Start of DATA
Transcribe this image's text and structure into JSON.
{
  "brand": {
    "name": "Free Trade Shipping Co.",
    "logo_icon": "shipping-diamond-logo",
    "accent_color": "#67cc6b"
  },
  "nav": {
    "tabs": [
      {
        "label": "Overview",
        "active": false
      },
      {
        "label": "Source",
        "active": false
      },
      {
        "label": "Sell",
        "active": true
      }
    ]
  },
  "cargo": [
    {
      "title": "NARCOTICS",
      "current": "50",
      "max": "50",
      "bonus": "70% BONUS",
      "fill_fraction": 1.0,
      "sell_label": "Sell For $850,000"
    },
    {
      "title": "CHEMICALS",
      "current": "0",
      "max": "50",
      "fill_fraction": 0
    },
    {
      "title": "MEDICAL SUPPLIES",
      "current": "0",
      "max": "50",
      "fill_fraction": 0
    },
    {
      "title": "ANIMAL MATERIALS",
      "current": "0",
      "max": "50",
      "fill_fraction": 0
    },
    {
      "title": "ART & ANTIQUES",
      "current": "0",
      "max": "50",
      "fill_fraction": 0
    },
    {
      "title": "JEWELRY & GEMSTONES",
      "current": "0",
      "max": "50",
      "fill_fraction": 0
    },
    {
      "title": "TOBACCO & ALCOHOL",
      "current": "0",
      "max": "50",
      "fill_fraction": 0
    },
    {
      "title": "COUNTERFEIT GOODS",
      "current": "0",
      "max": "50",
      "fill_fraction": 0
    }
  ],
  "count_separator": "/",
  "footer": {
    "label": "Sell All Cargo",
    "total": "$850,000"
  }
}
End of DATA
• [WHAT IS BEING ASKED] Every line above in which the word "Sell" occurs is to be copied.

• [COMPLETED EXERCISE]
        "label": "Sell",
      "sell_label": "Sell For $850,000"
    "label": "Sell All Cargo",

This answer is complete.